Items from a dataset
######
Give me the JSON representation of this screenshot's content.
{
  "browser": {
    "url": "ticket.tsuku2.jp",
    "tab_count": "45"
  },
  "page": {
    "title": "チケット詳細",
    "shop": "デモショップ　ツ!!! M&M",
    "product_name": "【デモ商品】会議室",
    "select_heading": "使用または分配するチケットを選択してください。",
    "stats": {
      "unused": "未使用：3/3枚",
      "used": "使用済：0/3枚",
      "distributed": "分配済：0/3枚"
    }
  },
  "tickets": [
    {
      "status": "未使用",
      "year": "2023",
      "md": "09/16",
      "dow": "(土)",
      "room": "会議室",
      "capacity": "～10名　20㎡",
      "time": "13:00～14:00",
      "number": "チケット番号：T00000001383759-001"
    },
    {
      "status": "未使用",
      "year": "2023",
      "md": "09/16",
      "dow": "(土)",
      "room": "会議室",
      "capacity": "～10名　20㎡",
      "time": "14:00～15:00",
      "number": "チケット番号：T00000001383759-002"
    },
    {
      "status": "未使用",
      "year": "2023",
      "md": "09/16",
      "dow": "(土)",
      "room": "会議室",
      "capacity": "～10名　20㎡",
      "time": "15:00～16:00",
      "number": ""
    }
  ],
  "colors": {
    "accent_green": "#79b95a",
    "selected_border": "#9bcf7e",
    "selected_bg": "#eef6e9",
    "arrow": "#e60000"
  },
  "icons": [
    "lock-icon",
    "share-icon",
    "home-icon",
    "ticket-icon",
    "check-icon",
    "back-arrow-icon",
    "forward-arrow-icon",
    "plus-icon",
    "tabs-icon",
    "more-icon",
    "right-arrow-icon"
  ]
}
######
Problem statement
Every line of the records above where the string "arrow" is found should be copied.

Your response
    "arrow": "#e60000"
    "back-arrow-icon",
    "forward-arrow-icon",
    "right-arrow-icon"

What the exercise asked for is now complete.